» **What you need to do**
What is needed is an exact copy of every entry below.

» **Entries from a dataset of interfaces**
★ ★ ★ ★
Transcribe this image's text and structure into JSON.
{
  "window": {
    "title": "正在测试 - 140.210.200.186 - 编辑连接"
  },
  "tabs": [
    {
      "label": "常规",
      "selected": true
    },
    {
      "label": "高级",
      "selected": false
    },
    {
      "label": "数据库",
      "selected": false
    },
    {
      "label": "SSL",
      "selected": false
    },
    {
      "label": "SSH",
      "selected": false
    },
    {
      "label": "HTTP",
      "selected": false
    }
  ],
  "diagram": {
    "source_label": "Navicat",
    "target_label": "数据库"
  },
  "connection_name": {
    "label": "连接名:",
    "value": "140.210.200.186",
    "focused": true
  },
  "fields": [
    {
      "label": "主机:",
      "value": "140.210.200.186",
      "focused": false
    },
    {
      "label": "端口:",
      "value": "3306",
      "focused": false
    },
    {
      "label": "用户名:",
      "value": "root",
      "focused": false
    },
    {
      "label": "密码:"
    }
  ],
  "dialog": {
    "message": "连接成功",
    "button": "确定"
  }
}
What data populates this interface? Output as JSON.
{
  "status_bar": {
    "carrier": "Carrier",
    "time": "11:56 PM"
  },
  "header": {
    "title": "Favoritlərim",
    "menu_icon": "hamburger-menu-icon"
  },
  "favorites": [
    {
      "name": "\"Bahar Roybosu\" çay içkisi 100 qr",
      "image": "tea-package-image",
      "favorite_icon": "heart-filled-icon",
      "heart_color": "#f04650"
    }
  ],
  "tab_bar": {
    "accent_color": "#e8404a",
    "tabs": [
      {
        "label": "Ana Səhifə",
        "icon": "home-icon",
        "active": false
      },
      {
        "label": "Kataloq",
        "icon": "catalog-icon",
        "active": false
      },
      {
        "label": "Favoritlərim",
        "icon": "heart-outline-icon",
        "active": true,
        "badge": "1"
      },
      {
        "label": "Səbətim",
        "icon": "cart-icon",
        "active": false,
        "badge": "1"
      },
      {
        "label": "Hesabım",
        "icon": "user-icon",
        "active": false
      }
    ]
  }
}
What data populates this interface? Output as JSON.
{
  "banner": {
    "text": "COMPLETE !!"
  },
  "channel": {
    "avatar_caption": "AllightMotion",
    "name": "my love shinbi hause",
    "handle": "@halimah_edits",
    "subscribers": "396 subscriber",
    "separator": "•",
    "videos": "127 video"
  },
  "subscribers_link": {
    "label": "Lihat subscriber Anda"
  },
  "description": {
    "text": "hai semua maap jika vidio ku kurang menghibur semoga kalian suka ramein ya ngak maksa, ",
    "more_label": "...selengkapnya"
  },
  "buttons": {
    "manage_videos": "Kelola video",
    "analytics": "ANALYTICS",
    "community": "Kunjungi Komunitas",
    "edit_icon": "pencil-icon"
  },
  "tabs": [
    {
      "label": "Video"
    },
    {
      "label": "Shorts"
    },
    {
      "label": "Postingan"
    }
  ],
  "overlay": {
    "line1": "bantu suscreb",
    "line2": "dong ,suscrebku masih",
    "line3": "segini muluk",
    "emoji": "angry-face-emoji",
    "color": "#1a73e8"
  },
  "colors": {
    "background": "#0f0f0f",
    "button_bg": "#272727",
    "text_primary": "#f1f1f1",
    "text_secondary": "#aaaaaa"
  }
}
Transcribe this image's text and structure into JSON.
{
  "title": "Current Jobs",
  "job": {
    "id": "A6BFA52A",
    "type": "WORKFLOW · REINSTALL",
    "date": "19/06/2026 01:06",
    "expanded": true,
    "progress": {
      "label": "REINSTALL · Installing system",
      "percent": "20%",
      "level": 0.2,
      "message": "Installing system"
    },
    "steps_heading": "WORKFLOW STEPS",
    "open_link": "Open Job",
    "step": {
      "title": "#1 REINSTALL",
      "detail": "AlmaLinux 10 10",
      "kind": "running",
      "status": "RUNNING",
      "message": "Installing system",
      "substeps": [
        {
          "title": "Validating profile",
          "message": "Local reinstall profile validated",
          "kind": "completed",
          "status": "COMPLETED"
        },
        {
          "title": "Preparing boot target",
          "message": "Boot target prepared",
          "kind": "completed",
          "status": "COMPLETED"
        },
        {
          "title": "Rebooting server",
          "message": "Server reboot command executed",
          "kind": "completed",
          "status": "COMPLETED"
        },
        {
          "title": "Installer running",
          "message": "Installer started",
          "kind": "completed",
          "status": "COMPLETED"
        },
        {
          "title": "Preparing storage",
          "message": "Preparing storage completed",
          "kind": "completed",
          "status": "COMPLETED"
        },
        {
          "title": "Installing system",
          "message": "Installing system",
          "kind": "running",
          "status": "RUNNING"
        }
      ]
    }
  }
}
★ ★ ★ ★
» **Solution for this problem**
Transcribe this image's text and structure into JSON.
{
  "window": {
    "title": "正在测试 - 140.210.200.186 - 编辑连接"
  },
  "tabs": [
    {
      "label": "常规",
      "selected": true
    },
    {
      "label": "高级",
      "selected": false
    },
    {
      "label": "数据库",
      "selected": false
    },
    {
      "label": "SSL",
      "selected": false
    },
    {
      "label": "SSH",
      "selected": false
    },
    {
      "label": "HTTP",
      "selected": false
    }
  ],
  "diagram": {
    "source_label": "Navicat",
    "target_label": "数据库"
  },
  "connection_name": {
    "label": "连接名:",
    "value": "140.210.200.186",
    "focused": true
  },
  "fields": [
    {
      "label": "主机:",
      "value": "140.210.200.186",
      "focused": false
    },
    {
      "label": "端口:",
      "value": "3306",
      "focused": false
    },
    {
      "label": "用户名:",
      "value": "root",
      "focused": false
    },
    {
      "label": "密码:"
    }
  ],
  "dialog": {
    "message": "连接成功",
    "button": "确定"
  }
}
What data populates this interface? Output as JSON.
{
  "status_bar": {
    "carrier": "Carrier",
    "time": "11:56 PM"
  },
  "header": {
    "title": "Favoritlərim",
    "menu_icon": "hamburger-menu-icon"
  },
  "favorites": [
    {
      "name": "\"Bahar Roybosu\" çay içkisi 100 qr",
      "image": "tea-package-image",
      "favorite_icon": "heart-filled-icon",
      "heart_color": "#f04650"
    }
  ],
  "tab_bar": {
    "accent_color": "#e8404a",
    "tabs": [
      {
        "label": "Ana Səhifə",
        "icon": "home-icon",
        "active": false
      },
      {
        "label": "Kataloq",
        "icon": "catalog-icon",
        "active": false
      },
      {
        "label": "Favoritlərim",
        "icon": "heart-outline-icon",
        "active": true,
        "badge": "1"
      },
      {
        "label": "Səbətim",
        "icon": "cart-icon",
        "active": false,
        "badge": "1"
      },
      {
        "label": "Hesabım",
        "icon": "user-icon",
        "active": false
      }
    ]
  }
}
What data populates this interface? Output as JSON.
{
  "banner": {
    "text": "COMPLETE !!"
  },
  "channel": {
    "avatar_caption": "AllightMotion",
    "name": "my love shinbi hause",
    "handle": "@halimah_edits",
    "subscribers": "396 subscriber",
    "separator": "•",
    "videos": "127 video"
  },
  "subscribers_link": {
    "label": "Lihat subscriber Anda"
  },
  "description": {
    "text": "hai semua maap jika vidio ku kurang menghibur semoga kalian suka ramein ya ngak maksa, ",
    "more_label": "...selengkapnya"
  },
  "buttons": {
    "manage_videos": "Kelola video",
    "analytics": "ANALYTICS",
    "community": "Kunjungi Komunitas",
    "edit_icon": "pencil-icon"
  },
  "tabs": [
    {
      "label": "Video"
    },
    {
      "label": "Shorts"
    },
    {
      "label": "Postingan"
    }
  ],
  "overlay": {
    "line1": "bantu suscreb",
    "line2": "dong ,suscrebku masih",
    "line3": "segini muluk",
    "emoji": "angry-face-emoji",
    "color": "#1a73e8"
  },
  "colors": {
    "background": "#0f0f0f",
    "button_bg": "#272727",
    "text_primary": "#f1f1f1",
    "text_secondary": "#aaaaaa"
  }
}
Transcribe this image's text and structure into JSON.
{
  "title": "Current Jobs",
  "job": {
    "id": "A6BFA52A",
    "type": "WORKFLOW · REINSTALL",
    "date": "19/06/2026 01:06",
    "expanded": true,
    "progress": {
      "label": "REINSTALL · Installing system",
      "percent": "20%",
      "level": 0.2,
      "message": "Installing system"
    },
    "steps_heading": "WORKFLOW STEPS",
    "open_link": "Open Job",
    "step": {
      "title": "#1 REINSTALL",
      "detail": "AlmaLinux 10 10",
      "kind": "running",
      "status": "RUNNING",
      "message": "Installing system",
      "substeps": [
        {
          "title": "Validating profile",
          "message": "Local reinstall profile validated",
          "kind": "completed",
          "status": "COMPLETED"
        },
        {
          "title": "Preparing boot target",
          "message": "Boot target prepared",
          "kind": "completed",
          "status": "COMPLETED"
        },
        {
          "title": "Rebooting server",
          "message": "Server reboot command executed",
          "kind": "completed",
          "status": "COMPLETED"
        },
        {
          "title": "Installer running",
          "message": "Installer started",
          "kind": "completed",
          "status": "COMPLETED"
        },
        {
          "title": "Preparing storage",
          "message": "Preparing storage completed",
          "kind": "completed",
          "status": "COMPLETED"
        },
        {
          "title": "Installing system",
          "message": "Installing system",
          "kind": "running",
          "status": "RUNNING"
        }
      ]
    }
  }
}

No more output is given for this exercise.